WHAT THE TASK REQUIRES
Every line that contains "close" must be located and copied from the data.

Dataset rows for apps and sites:
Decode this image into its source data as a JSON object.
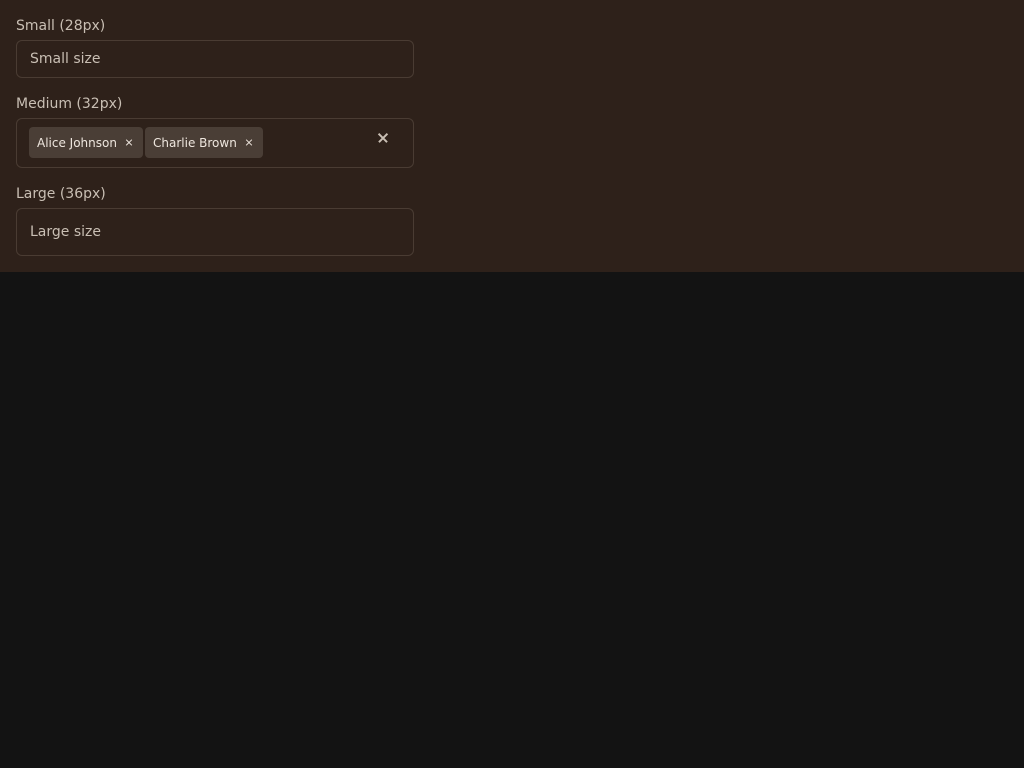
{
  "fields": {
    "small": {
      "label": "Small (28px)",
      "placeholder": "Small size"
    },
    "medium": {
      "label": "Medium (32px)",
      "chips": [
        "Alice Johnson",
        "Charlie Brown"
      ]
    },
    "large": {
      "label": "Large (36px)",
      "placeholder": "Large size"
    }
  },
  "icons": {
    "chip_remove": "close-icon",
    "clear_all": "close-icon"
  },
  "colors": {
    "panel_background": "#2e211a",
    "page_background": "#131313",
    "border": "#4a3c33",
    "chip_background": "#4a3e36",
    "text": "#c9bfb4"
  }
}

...

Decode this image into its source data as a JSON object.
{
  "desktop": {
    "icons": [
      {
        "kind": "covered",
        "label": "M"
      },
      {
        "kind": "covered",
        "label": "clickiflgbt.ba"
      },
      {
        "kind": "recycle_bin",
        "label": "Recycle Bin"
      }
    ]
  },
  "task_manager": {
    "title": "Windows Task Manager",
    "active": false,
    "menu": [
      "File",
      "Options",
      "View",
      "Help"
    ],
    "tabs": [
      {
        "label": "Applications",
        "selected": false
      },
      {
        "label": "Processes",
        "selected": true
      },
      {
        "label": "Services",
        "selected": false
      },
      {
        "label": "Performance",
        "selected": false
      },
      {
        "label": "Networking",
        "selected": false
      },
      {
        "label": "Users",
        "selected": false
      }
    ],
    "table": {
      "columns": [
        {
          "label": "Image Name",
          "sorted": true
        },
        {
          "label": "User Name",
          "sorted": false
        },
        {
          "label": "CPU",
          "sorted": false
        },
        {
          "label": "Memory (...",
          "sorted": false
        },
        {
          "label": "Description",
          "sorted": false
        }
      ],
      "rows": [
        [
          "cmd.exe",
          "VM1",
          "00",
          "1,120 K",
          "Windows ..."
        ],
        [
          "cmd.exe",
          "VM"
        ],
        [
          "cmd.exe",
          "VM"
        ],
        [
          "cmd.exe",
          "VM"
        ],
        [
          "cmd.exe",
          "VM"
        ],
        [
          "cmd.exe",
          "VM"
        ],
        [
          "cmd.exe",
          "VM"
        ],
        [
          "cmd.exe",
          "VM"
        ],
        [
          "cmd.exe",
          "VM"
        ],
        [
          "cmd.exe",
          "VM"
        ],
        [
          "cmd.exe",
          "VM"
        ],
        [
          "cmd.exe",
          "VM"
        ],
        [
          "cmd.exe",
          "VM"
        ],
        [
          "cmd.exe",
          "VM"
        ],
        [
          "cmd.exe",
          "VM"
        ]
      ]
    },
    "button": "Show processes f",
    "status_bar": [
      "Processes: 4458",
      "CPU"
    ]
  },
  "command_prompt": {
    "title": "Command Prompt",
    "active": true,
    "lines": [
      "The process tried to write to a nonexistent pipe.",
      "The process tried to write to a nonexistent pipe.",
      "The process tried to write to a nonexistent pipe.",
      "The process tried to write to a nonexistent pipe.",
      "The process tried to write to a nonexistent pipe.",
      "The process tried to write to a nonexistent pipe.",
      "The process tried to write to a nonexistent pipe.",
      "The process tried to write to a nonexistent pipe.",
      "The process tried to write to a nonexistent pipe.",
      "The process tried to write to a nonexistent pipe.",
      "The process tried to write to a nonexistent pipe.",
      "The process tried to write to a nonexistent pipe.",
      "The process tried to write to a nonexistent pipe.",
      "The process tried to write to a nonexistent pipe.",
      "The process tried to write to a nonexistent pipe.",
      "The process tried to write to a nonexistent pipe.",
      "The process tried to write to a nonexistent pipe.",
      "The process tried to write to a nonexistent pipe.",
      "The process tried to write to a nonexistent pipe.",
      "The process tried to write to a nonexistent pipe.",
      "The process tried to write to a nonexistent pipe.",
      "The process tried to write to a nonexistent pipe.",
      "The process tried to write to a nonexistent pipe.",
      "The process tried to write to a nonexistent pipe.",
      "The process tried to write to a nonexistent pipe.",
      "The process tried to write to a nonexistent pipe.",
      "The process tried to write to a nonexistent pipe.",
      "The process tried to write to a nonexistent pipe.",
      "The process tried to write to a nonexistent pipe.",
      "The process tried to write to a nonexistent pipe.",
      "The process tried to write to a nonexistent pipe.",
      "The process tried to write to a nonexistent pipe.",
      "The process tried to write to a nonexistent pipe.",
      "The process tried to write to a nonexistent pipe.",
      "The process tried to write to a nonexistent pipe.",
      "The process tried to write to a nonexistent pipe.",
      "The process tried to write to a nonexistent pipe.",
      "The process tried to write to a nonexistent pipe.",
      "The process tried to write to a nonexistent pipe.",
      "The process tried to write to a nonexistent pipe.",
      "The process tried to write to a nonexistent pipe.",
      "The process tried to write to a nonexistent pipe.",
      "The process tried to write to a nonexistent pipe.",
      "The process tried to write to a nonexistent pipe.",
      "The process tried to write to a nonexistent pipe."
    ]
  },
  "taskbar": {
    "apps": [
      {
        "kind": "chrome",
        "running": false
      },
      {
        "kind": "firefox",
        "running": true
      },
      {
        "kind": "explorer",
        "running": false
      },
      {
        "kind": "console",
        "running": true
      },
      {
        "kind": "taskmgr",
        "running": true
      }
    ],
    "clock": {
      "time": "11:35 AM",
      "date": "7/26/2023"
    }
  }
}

EXERCISE SOLUTION
    "chip_remove": "close-icon",
    "clear_all": "close-icon"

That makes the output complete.